Not quite enough, with a seven-game division lead in July 2009, when Amaro just misses prying Tunnelman from the Blue Jays at the trade deadline and comes away with Loose Laser instead, and the Phils ride him all the way to Game 6 in the World Series before succumbing to the Yankees.
Not quite enough, five months later, when Ruben stalks Tunnelman again, surrenders three of his bluest-chippers to Toronto to get him and then, with a pang, decides he must restock the pantry and deals Loose Laser for prospects. Shocking Tunnelman, who finds out three hours before he signs a contract extension with the Phils that he won't have Laser as his wingman.
Not quite enough when the Phillies are 3½ games behind the Braves late last July, and Amaro pulls Late Riser out of his hat in a swap with the Astros, giving the Phillies three No. 1 launchers and triggering a late-season blitz to baseball's best record ... only to be undone by their erratic bats in the National League Championship Series against the Giants.
Not quite enough, so Amaro began to dream again last November. It wasn't an adult major league general manager's dream—none of them had four All-Star-caliber starting pitchers. Hell, it wasn't even an adult Philly fan's dream—none of them, not the rational ones, had any hope of recapturing Lee. No, this was the kind of staff that an eight-year-old left alone with the 40-man rosters of every team would conjure ... the way Amaro's nephew Andrew had one day 10 years ago when Ruben and brother David were preoccupied elsewhere. Staring up in wonder at the massive roster board in Amaro's office, the boy had begun moving the magnetic name strips, making trades, until the two men returned ... and Roger Clemens, Pedro Martinez, Greg Maddux and Randy Johnson—each in his prime—were the Phillies' new starting pitchers! "Andrew!" cried his mortified father. "What are you doing? This isn't make-believe baseball! This is real! You can't do that!"
But Uncle Rube, he'd only smiled. He'd end up getting pulverized by fans and media when—figuring he wouldn't possibly have the bankroll to satisfy Loose once he hit the open market—he dealt Lee to Seattle in December 2009 with a year left on his contract at a basement-bargain $9 million. The G.M. couldn't gas up or stroll through a sporting-goods store in Philly without being accosted: Why'd you do that, man? Why would you trade Cliff? Lee was the Dirty Harry hurler that they hadn't had in a quarter century, blowing away Yankees Hall of Famers without a blink of his blue eyes. Weird, Loose Laser professed, but he felt more relaxed in playoff and World Series games than he did during the regular season, and the mob in the blue seats, the-roof's-forever-about-to-fall Phils' fandom—sensing the presence of their psychic flip side—pined for him in a way it had no other athlete. That Amaro had handed them Tunnelman, the game's premier ace, seemed almost not to matter.
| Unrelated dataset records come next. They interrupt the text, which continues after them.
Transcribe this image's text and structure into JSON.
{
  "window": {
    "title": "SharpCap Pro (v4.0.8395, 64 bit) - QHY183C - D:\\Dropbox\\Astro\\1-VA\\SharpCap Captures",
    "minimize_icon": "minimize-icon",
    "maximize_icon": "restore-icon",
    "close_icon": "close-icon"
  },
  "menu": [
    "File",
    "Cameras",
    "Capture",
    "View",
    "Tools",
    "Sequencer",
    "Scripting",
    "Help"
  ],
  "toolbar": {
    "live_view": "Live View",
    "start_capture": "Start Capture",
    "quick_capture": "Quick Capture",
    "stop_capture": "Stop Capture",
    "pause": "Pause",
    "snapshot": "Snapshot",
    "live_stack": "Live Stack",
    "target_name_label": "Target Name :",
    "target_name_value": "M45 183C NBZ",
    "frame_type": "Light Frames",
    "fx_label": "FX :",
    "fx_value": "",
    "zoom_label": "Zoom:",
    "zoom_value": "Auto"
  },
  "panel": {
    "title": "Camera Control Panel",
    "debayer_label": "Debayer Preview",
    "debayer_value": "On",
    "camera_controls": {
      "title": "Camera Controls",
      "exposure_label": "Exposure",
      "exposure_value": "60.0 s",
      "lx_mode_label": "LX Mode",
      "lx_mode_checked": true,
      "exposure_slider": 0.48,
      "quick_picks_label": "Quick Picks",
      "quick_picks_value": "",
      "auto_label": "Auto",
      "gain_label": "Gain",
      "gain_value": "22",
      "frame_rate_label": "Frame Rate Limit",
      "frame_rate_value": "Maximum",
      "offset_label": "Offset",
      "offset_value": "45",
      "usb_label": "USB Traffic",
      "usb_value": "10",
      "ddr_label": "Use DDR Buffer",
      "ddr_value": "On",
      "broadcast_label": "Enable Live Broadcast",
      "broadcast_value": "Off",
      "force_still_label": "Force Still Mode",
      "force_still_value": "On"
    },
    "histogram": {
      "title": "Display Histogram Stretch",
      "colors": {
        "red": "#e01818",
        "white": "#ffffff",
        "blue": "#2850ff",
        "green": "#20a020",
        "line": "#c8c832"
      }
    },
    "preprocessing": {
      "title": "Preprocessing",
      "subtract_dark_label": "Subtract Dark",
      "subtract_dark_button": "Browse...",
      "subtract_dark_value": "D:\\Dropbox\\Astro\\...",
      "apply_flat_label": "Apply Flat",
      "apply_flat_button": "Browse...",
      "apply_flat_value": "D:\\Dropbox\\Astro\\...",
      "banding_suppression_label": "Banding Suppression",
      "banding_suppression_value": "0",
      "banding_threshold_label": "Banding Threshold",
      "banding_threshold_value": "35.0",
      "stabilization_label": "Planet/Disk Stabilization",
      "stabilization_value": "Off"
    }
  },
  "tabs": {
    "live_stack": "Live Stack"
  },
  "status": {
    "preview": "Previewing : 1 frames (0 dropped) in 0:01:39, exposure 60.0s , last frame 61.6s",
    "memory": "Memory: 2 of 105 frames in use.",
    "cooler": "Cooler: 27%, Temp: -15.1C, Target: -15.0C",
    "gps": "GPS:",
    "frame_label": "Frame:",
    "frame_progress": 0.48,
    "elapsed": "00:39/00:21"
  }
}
And now, a year after that heart-aching swap, word had reached Rube: Cliff was over his snit at being cast away. Gotham City and the Lone Star boys were backing Brinks trucks into his Arkansas driveway, but Laser pined for Philly.
But the Phils were maxed out with multiyear contracts. They already had three aces. So what are you doing, Ruben, murmuring on a cellphone with Loose Laser's agent? This isn't make-believe baseball! This is real! You can't do that!